Nourished by Andean snowmelt, the glacier constantly grows even as it spawns icebergs the size of apartment buildings into a frigid lake, maintaining a nearly perfect equilibrium since measurements began more than a century ago.
"We're not sure why this happens," said Andres Rivera, a glacialist with the Center for Scientific Studies in Valdivia, Chile. "But not all glaciers respond equally to climate change."
Viewed at a safe distance on cruise boats or the wooden observation deck just beyond the glacier's leading edge, Perito Moreno's jagged surface radiates a brilliant white in the strong Patagonian sun. Submerged sections glow deep blue.
And when the wind blows in a cloud cover, the 3-mile-wide (5 kilometer) glacier seems to glow from within as the surrounding mountains and water turn a meditative gray.
Every few years, Perito Moreno expands enough to touch a point of land across Lake Argentina, cutting the nation's largest freshwater lake in half and forming an ice dam as it presses against the shore.

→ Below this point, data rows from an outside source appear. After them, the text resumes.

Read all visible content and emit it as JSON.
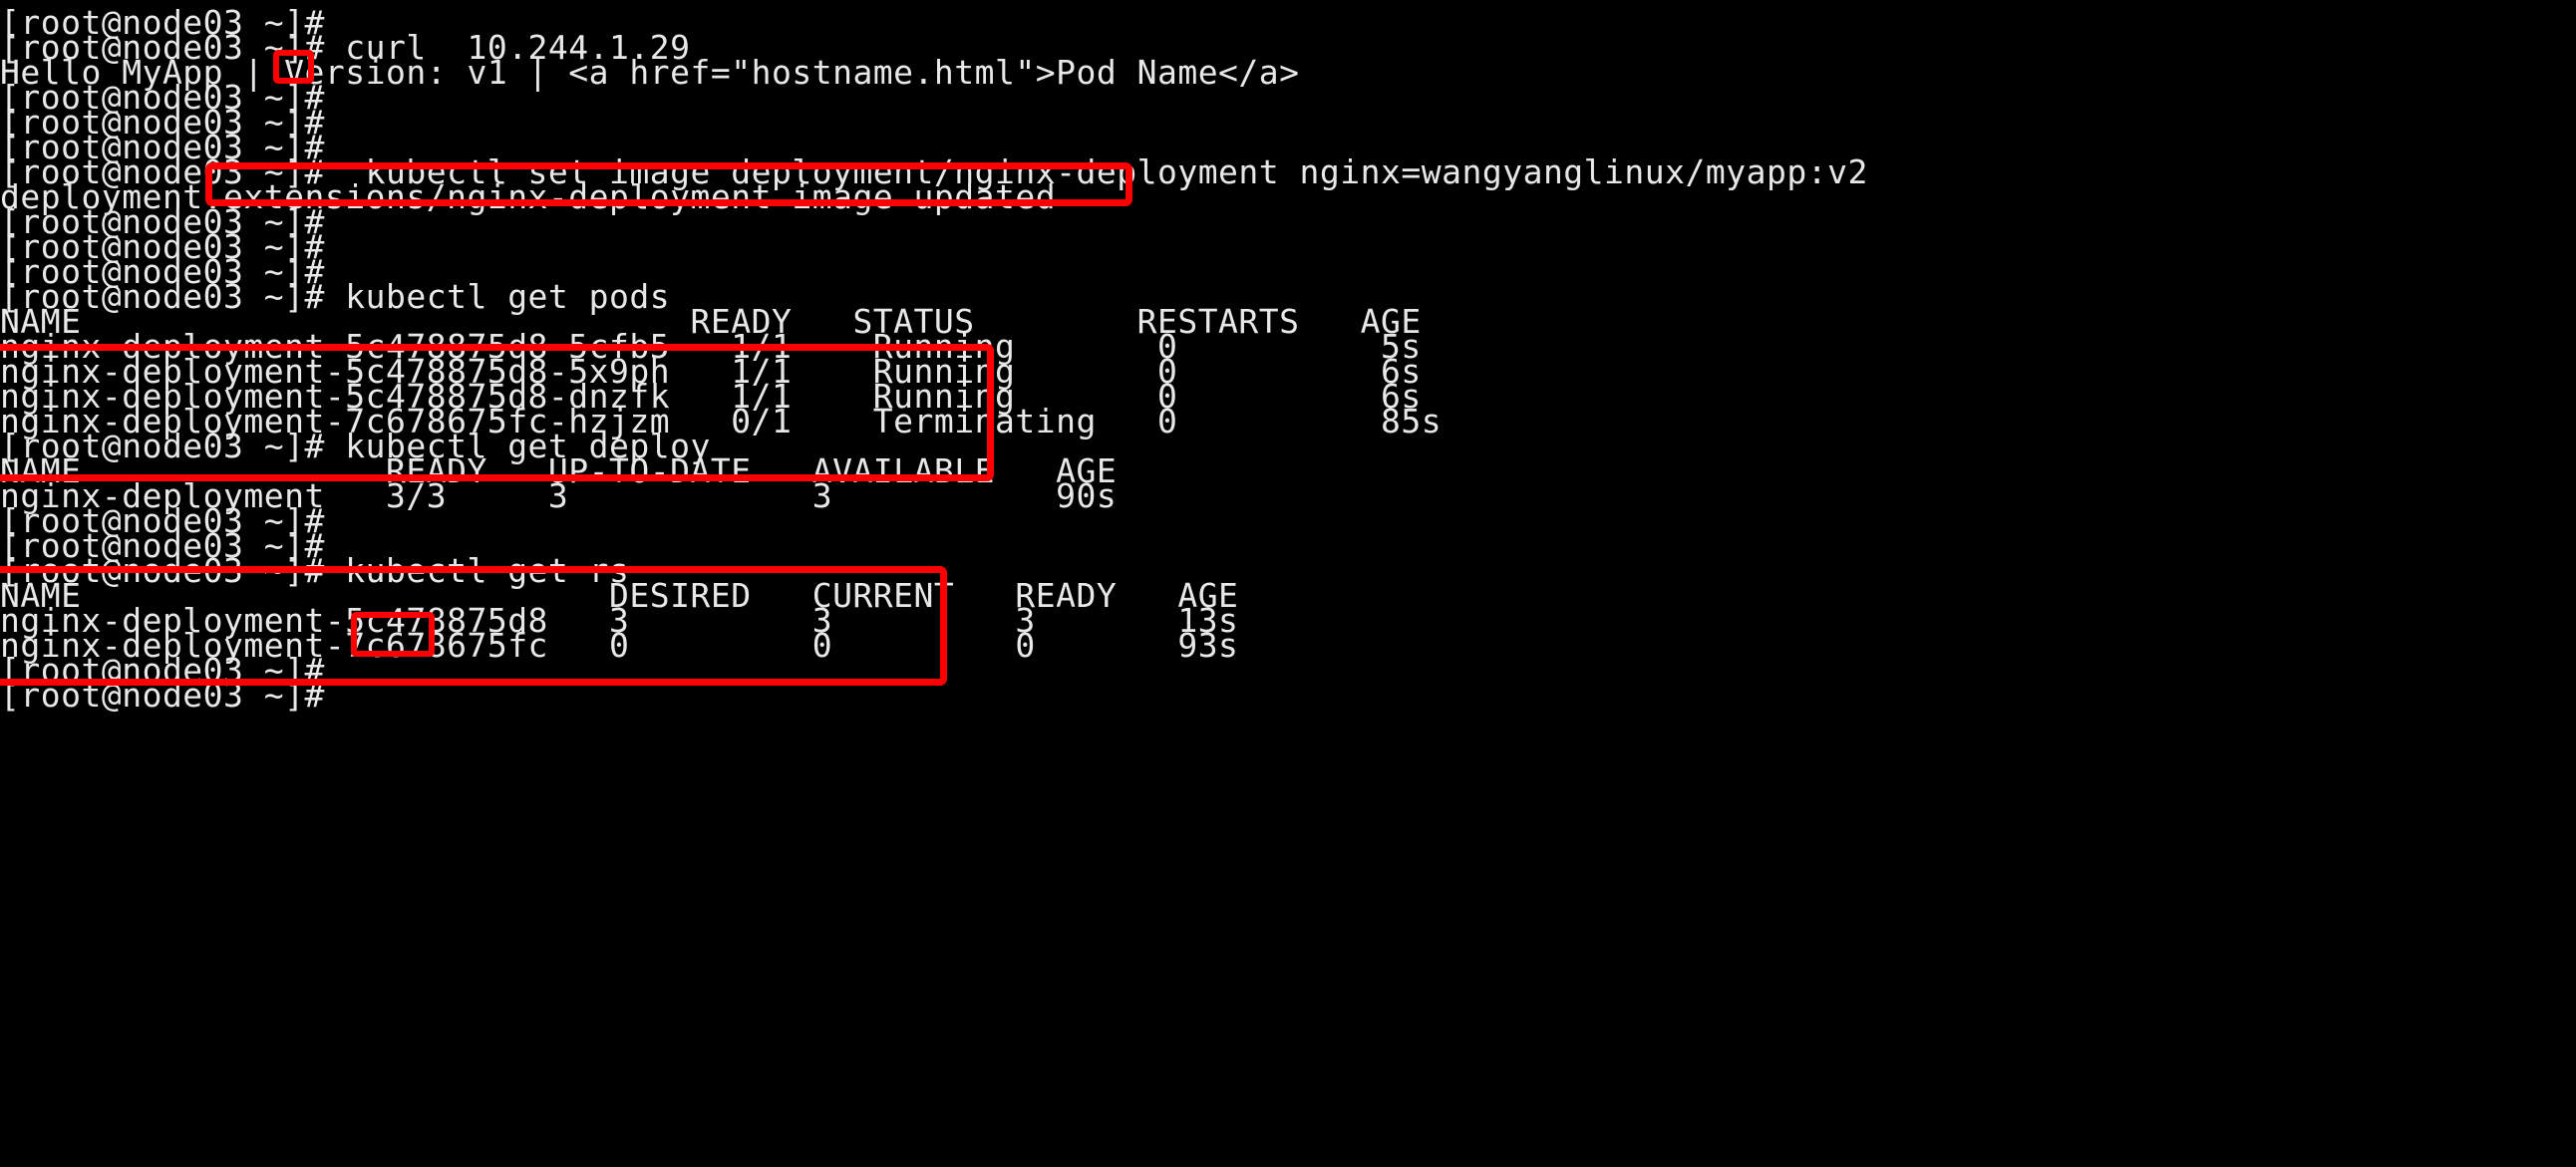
{
  "terminal": {
    "hostname": "node03",
    "user": "root",
    "prompt": "[root@node03 ~]# ",
    "background_color": "#000000",
    "foreground_color": "#e8e8e8",
    "annotation_color": "#fe0000",
    "lines": [
      {
        "id": "l1",
        "text": "[root@node03 ~]#"
      },
      {
        "id": "l2",
        "text": "[root@node03 ~]# curl  10.244.1.29"
      },
      {
        "id": "l3",
        "text": "Hello MyApp | Version: v1 | <a href=\"hostname.html\">Pod Name</a>"
      },
      {
        "id": "l4",
        "text": "[root@node03 ~]#"
      },
      {
        "id": "l5",
        "text": "[root@node03 ~]#"
      },
      {
        "id": "l6",
        "text": "[root@node03 ~]#"
      },
      {
        "id": "l7",
        "text": "[root@node03 ~]#  kubectl set image deployment/nginx-deployment nginx=wangyanglinux/myapp:v2"
      },
      {
        "id": "l8",
        "text": "deployment.extensions/nginx-deployment image updated"
      },
      {
        "id": "l9",
        "text": "[root@node03 ~]#"
      },
      {
        "id": "l10",
        "text": "[root@node03 ~]#"
      },
      {
        "id": "l11",
        "text": "[root@node03 ~]#"
      },
      {
        "id": "l12",
        "text": "[root@node03 ~]# kubectl get pods"
      },
      {
        "id": "l13",
        "text": "NAME                              READY   STATUS        RESTARTS   AGE"
      },
      {
        "id": "l14",
        "text": "nginx-deployment-5c478875d8-5cfb5   1/1    Running       0          5s"
      },
      {
        "id": "l15",
        "text": "nginx-deployment-5c478875d8-5x9ph   1/1    Running       0          6s"
      },
      {
        "id": "l16",
        "text": "nginx-deployment-5c478875d8-dnzfk   1/1    Running       0          6s"
      },
      {
        "id": "l17",
        "text": "nginx-deployment-7c678675fc-hzjzm   0/1    Terminating   0          85s"
      },
      {
        "id": "l18",
        "text": "[root@node03 ~]# kubectl get deploy"
      },
      {
        "id": "l19",
        "text": "NAME               READY   UP-TO-DATE   AVAILABLE   AGE"
      },
      {
        "id": "l20",
        "text": "nginx-deployment   3/3     3            3           90s"
      },
      {
        "id": "l21",
        "text": "[root@node03 ~]#"
      },
      {
        "id": "l22",
        "text": "[root@node03 ~]#"
      },
      {
        "id": "l23",
        "text": "[root@node03 ~]# kubectl get rs"
      },
      {
        "id": "l24",
        "text": "NAME                          DESIRED   CURRENT   READY   AGE"
      },
      {
        "id": "l25",
        "text": "nginx-deployment-5c478875d8   3         3         3       13s"
      },
      {
        "id": "l26",
        "text": "nginx-deployment-7c678675fc   0         0         0       93s"
      },
      {
        "id": "l27",
        "text": "[root@node03 ~]#"
      },
      {
        "id": "l28",
        "text": "[root@node03 ~]#"
      }
    ],
    "commands": [
      {
        "name": "curl-command",
        "text": "curl  10.244.1.29"
      },
      {
        "name": "set-image-command",
        "text": "kubectl set image deployment/nginx-deployment nginx=wangyanglinux/myapp:v2"
      },
      {
        "name": "get-pods-command",
        "text": "kubectl get pods"
      },
      {
        "name": "get-deploy-command",
        "text": "kubectl get deploy"
      },
      {
        "name": "get-rs-command",
        "text": "kubectl get rs"
      }
    ],
    "pods_table": {
      "headers": [
        "NAME",
        "READY",
        "STATUS",
        "RESTARTS",
        "AGE"
      ],
      "rows": [
        [
          "nginx-deployment-5c478875d8-5cfb5",
          "1/1",
          "Running",
          "0",
          "5s"
        ],
        [
          "nginx-deployment-5c478875d8-5x9ph",
          "1/1",
          "Running",
          "0",
          "6s"
        ],
        [
          "nginx-deployment-5c478875d8-dnzfk",
          "1/1",
          "Running",
          "0",
          "6s"
        ],
        [
          "nginx-deployment-7c678675fc-hzjzm",
          "0/1",
          "Terminating",
          "0",
          "85s"
        ]
      ]
    },
    "deploy_table": {
      "headers": [
        "NAME",
        "READY",
        "UP-TO-DATE",
        "AVAILABLE",
        "AGE"
      ],
      "rows": [
        [
          "nginx-deployment",
          "3/3",
          "3",
          "3",
          "90s"
        ]
      ]
    },
    "rs_table": {
      "headers": [
        "NAME",
        "DESIRED",
        "CURRENT",
        "READY",
        "AGE"
      ],
      "rows": [
        [
          "nginx-deployment-5c478875d8",
          "3",
          "3",
          "3",
          "13s"
        ],
        [
          "nginx-deployment-7c678675fc",
          "0",
          "0",
          "0",
          "93s"
        ]
      ]
    },
    "annotations": [
      {
        "name": "highlight-version-v1",
        "target": "v1"
      },
      {
        "name": "highlight-set-image-command",
        "target": "kubectl set image deployment/nginx-deployment nginx=wangyanglinux/myapp:v2"
      },
      {
        "name": "highlight-pods-listing",
        "target": "pods table rows"
      },
      {
        "name": "highlight-rs-listing",
        "target": "rs table rows"
      },
      {
        "name": "highlight-desired-count",
        "target": "3"
      }
    ]
  }
}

The water on one side of the dam surges against the glacier, up to 200 feet (60 meters) above lake level, until it breaks the ice wall with a thunderous crash, drowning the applause of hundreds of tourists.
"It's like a massive building falling all of the sudden," said park ranger Javier D'Angelo, who experienced the rupture in 2008 and 1998.

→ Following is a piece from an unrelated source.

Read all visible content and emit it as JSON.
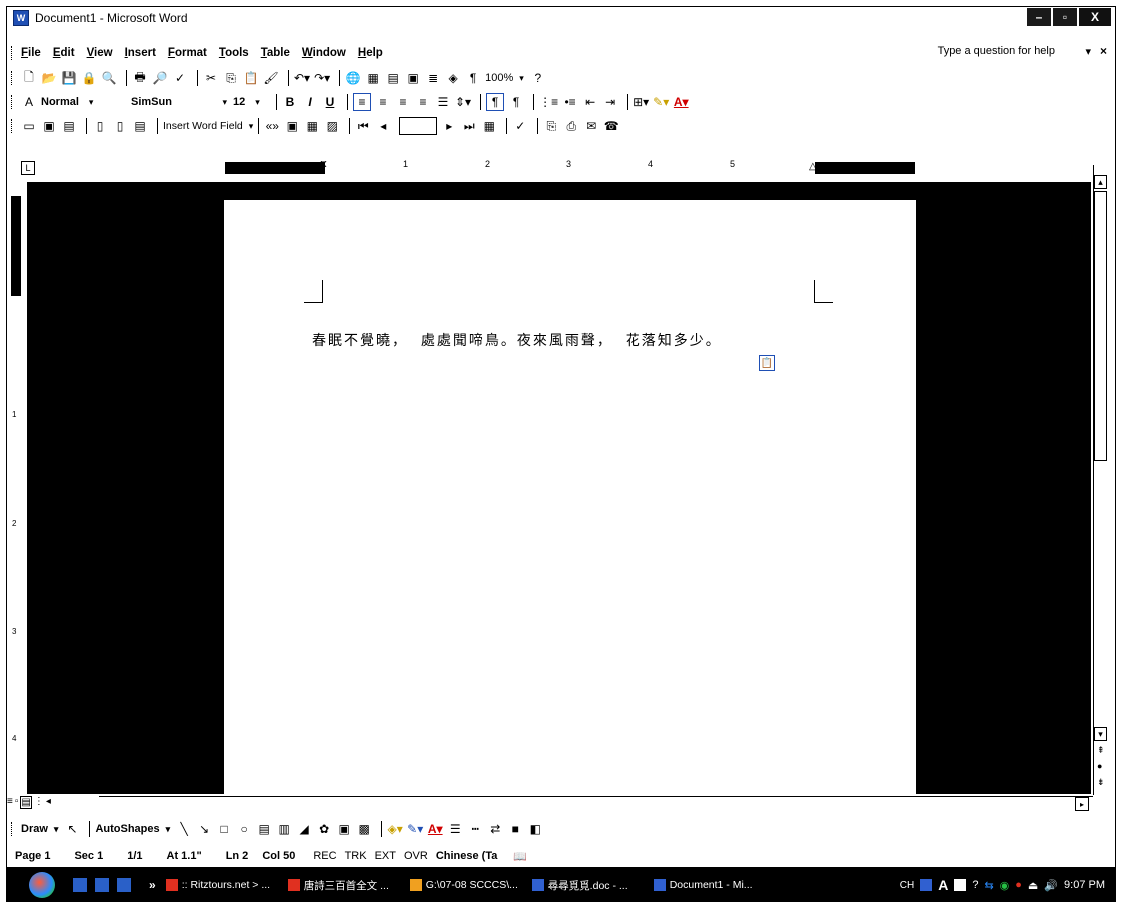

The rupture is a reminder that while Perito Moreno appears to be a vast, 19-mile-long (30 kilometer) frozen river, it's a dynamic icescape that moves and cracks unexpectedly.
"The glacier has a lot of life," said Luli Gavina, who leads mini-treks across the glacier's snow fields.